▸ TASK ITEM:
Please give, word for word, the line containing "What's the underlying" and every line that comes after it in the data below.

▸ Element data from apps and pages:
========================================================================
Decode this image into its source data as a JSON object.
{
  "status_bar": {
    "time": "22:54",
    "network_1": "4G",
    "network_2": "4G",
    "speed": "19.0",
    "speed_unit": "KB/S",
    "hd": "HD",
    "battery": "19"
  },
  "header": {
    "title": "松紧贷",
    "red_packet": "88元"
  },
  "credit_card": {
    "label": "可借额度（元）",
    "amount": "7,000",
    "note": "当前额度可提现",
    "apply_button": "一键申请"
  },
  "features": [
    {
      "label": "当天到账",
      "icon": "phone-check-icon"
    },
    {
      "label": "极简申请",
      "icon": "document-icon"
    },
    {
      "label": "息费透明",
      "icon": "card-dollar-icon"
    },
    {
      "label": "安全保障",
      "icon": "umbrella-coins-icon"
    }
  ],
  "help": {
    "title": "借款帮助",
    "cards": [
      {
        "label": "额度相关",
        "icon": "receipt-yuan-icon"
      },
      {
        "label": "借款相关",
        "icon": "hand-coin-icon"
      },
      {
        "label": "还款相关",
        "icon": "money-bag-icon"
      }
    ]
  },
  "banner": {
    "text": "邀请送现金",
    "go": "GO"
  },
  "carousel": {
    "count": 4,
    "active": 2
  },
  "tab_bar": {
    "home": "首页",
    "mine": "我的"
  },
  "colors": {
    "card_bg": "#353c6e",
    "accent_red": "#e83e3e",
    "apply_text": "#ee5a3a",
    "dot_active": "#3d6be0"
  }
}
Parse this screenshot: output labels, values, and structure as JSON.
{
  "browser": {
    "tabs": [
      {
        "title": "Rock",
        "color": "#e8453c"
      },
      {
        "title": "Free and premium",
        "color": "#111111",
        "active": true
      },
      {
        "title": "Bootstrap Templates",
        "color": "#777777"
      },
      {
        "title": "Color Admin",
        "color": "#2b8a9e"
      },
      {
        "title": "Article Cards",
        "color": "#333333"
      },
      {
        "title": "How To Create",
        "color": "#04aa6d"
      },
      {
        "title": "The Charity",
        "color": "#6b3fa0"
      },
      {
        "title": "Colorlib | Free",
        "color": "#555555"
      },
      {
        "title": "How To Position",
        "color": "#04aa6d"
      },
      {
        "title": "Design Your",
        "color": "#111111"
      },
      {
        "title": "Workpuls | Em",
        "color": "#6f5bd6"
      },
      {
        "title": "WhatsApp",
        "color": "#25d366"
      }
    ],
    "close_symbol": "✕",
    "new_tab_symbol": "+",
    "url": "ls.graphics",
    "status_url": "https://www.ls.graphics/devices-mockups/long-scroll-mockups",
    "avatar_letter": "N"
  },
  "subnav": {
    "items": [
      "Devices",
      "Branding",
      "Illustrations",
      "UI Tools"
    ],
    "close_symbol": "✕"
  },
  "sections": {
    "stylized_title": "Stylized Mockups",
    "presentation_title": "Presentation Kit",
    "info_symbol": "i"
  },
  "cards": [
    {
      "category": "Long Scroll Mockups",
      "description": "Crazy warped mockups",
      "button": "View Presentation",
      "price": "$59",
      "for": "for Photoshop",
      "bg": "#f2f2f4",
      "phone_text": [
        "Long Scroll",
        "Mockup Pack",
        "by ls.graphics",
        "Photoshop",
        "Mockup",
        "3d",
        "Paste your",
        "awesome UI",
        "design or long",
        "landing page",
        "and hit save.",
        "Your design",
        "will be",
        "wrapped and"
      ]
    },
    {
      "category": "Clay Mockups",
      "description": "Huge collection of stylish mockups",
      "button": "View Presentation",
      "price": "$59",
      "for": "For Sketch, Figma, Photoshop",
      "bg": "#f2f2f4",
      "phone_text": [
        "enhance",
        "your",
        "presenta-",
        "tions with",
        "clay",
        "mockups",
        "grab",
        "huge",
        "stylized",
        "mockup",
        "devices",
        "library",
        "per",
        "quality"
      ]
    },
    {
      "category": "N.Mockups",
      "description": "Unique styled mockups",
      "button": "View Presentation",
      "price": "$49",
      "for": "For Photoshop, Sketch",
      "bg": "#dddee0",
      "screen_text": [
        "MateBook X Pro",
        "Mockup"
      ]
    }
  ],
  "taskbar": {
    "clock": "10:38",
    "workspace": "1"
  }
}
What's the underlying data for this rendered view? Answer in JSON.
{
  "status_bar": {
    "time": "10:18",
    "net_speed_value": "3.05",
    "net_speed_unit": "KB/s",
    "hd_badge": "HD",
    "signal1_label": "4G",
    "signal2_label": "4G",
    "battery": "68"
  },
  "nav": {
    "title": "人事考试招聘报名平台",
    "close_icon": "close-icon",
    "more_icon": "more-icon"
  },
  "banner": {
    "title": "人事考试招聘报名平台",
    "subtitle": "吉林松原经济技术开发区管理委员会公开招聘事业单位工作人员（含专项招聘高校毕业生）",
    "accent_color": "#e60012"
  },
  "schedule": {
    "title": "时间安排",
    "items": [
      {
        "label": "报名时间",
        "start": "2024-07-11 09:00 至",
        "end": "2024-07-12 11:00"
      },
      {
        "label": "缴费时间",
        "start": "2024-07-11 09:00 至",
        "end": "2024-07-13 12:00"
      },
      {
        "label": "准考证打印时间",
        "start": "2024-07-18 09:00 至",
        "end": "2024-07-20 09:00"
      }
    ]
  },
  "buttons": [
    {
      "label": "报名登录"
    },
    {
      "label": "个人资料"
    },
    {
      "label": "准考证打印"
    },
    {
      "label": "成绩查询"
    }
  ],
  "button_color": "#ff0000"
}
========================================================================
▸ SOLVED PROBLEM:
What's the underlying data for this rendered view? Answer in JSON.
{
  "status_bar": {
    "time": "10:18",
    "net_speed_value": "3.05",
    "net_speed_unit": "KB/s",
    "hd_badge": "HD",
    "signal1_label": "4G",
    "signal2_label": "4G",
    "battery": "68"
  },
  "nav": {
    "title": "人事考试招聘报名平台",
    "close_icon": "close-icon",
    "more_icon": "more-icon"
  },
  "banner": {
    "title": "人事考试招聘报名平台",
    "subtitle": "吉林松原经济技术开发区管理委员会公开招聘事业单位工作人员（含专项招聘高校毕业生）",
    "accent_color": "#e60012"
  },
  "schedule": {
    "title": "时间安排",
    "items": [
      {
        "label": "报名时间",
        "start": "2024-07-11 09:00 至",
        "end": "2024-07-12 11:00"
      },
      {
        "label": "缴费时间",
        "start": "2024-07-11 09:00 至",
        "end": "2024-07-13 12:00"
      },
      {
        "label": "准考证打印时间",
        "start": "2024-07-18 09:00 至",
        "end": "2024-07-20 09:00"
      }
    ]
  },
  "buttons": [
    {
      "label": "报名登录"
    },
    {
      "label": "个人资料"
    },
    {
      "label": "准考证打印"
    },
    {
      "label": "成绩查询"
    }
  ],
  "button_color": "#ff0000"
}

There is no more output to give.